## WHAT THE EXERCISE ASKS
If a line in the listing contains "close", copy it out whole.

## EXCERPTED DATA
--------
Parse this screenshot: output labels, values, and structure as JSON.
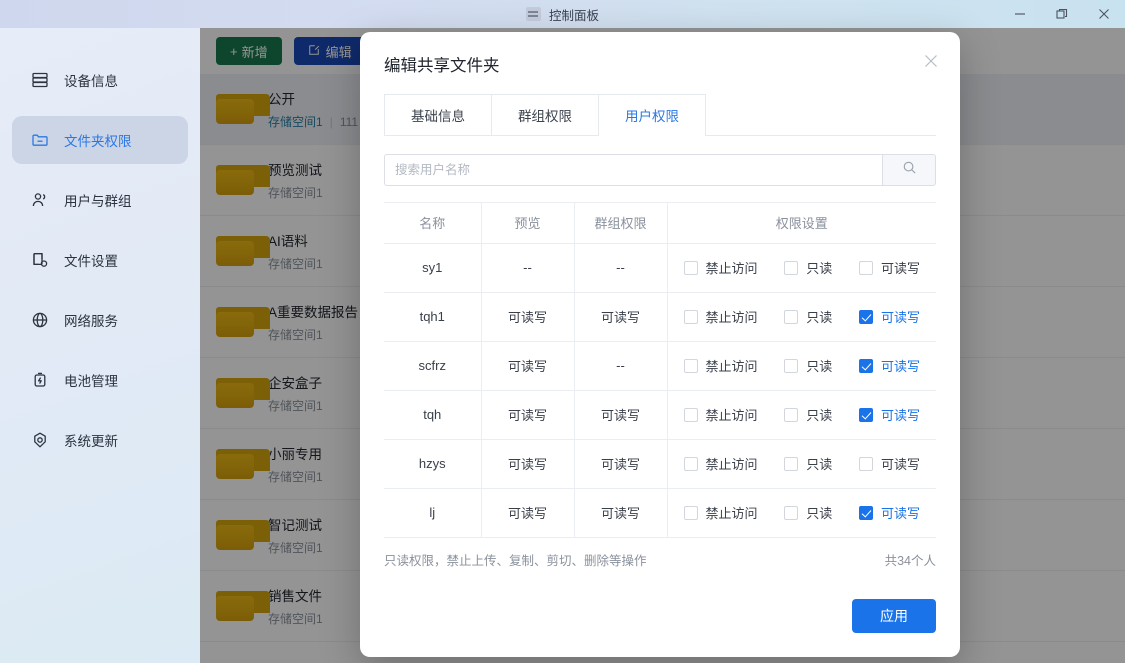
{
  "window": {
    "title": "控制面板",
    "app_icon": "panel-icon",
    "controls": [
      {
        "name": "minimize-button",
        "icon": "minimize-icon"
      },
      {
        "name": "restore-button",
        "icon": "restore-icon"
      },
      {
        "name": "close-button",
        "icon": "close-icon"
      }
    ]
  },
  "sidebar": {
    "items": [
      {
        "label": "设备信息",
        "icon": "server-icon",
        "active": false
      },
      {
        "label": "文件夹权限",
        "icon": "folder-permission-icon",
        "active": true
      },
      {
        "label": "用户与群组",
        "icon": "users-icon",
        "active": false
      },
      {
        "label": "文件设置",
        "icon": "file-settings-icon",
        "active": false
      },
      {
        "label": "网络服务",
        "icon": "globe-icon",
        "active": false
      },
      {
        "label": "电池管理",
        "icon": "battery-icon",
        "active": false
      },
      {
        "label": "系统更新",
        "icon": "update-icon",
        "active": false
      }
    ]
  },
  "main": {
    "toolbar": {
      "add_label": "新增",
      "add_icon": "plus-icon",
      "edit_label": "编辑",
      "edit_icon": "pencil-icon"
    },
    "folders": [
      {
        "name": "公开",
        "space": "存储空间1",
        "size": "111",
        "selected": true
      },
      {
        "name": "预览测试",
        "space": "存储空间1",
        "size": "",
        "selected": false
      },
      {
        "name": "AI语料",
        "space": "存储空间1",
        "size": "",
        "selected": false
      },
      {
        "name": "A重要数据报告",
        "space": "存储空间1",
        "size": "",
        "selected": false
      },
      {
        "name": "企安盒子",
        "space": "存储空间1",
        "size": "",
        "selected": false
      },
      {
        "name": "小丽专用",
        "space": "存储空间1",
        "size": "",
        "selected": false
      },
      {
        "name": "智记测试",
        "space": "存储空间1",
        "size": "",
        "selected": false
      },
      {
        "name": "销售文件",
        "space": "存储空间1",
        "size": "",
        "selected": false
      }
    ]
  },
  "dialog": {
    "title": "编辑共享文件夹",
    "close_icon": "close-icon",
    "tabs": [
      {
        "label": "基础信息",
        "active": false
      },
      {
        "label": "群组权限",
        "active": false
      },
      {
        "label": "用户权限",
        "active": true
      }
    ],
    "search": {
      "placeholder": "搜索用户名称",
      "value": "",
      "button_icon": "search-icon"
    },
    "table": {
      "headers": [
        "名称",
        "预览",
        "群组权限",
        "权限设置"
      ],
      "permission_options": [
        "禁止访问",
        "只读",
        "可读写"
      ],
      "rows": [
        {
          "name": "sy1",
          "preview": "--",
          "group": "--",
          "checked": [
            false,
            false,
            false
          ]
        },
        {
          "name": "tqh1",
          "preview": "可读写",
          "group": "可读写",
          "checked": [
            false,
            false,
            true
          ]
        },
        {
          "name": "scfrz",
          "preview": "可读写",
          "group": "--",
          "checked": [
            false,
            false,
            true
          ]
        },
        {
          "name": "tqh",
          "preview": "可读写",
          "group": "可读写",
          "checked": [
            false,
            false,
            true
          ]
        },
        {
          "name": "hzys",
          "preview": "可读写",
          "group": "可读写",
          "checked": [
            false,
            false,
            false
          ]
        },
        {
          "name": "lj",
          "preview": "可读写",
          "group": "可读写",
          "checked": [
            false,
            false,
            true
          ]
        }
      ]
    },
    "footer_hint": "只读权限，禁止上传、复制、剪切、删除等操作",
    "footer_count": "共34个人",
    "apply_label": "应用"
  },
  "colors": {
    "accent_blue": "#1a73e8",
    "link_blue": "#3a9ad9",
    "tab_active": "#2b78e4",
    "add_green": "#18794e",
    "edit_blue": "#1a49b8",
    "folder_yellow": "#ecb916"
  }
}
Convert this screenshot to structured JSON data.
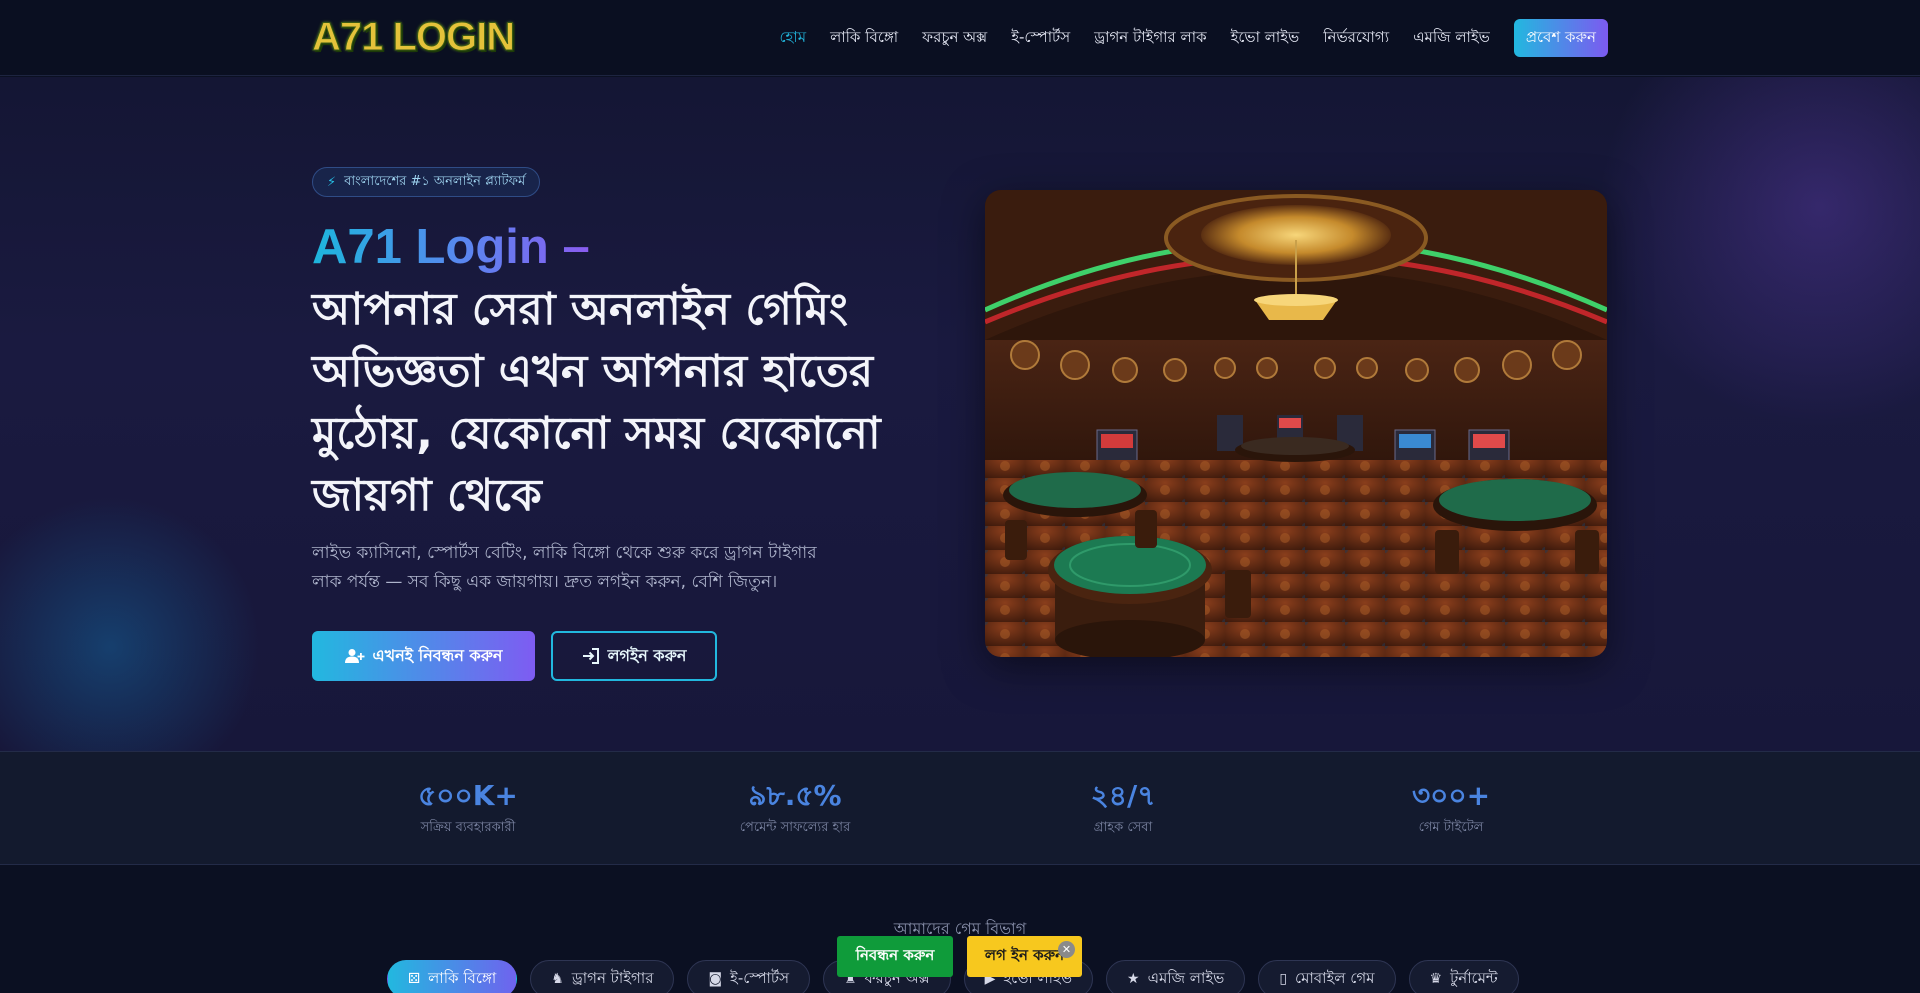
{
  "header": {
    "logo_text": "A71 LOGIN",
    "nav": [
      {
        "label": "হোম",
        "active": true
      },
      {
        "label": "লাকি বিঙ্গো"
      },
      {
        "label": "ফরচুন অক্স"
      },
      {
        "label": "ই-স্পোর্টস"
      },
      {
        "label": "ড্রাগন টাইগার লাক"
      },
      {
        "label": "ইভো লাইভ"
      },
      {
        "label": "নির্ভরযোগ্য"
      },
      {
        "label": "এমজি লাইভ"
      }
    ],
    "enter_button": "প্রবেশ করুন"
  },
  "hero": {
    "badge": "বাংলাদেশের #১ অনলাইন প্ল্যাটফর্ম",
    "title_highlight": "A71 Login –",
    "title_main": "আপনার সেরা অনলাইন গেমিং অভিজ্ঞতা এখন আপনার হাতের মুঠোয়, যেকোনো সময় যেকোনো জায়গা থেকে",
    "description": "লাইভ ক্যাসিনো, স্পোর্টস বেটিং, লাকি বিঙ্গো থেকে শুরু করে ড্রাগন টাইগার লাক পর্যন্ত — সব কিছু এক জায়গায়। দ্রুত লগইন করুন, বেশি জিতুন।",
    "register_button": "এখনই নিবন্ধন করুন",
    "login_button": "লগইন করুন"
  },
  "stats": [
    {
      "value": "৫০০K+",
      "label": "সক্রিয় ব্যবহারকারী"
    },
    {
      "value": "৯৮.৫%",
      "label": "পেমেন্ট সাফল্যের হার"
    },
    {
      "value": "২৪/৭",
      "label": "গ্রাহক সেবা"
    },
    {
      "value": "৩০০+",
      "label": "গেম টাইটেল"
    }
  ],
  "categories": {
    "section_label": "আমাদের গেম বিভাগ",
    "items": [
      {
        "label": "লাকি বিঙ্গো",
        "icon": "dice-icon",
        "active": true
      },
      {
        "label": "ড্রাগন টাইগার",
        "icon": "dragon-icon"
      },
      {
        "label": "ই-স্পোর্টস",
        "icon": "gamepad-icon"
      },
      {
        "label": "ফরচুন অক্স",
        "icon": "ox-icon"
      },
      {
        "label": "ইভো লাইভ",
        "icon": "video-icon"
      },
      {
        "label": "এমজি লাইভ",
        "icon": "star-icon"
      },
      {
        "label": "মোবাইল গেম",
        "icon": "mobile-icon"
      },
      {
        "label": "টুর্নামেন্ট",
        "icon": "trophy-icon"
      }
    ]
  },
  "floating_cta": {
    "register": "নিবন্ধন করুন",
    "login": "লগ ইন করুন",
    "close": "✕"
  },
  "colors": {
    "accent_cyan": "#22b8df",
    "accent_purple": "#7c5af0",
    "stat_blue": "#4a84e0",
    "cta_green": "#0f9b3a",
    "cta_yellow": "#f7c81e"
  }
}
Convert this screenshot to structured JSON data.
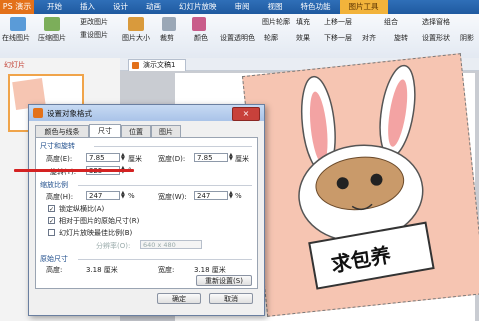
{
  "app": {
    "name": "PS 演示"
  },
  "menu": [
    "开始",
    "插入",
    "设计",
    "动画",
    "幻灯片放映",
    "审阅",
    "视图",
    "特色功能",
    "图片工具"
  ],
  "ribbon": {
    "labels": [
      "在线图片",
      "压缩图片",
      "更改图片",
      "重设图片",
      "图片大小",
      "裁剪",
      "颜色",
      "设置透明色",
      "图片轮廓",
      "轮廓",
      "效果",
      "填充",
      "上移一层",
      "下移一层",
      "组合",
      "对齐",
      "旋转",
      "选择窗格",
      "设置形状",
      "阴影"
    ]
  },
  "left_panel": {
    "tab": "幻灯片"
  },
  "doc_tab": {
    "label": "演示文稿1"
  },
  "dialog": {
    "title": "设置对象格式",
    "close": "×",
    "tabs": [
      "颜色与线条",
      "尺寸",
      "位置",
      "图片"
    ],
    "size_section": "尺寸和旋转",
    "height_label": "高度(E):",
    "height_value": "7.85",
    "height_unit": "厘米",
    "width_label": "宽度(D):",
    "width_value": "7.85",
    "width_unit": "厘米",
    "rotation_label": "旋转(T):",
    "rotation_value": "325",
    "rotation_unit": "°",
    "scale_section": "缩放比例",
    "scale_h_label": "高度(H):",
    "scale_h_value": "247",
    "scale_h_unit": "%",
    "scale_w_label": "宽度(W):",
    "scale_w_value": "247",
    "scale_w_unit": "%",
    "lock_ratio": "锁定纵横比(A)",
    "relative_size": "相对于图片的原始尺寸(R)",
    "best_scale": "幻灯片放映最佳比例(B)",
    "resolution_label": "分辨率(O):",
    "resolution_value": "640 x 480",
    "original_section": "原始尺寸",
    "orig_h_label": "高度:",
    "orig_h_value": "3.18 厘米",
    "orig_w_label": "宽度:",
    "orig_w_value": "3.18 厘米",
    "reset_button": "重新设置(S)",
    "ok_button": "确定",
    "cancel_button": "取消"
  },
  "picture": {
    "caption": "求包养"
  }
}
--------
## TASK SOLUTION
        "name": "close-button",
        "icon": "close-icon"
    "close_icon": "close-icon",
    "close": "✕"
    "close": "×",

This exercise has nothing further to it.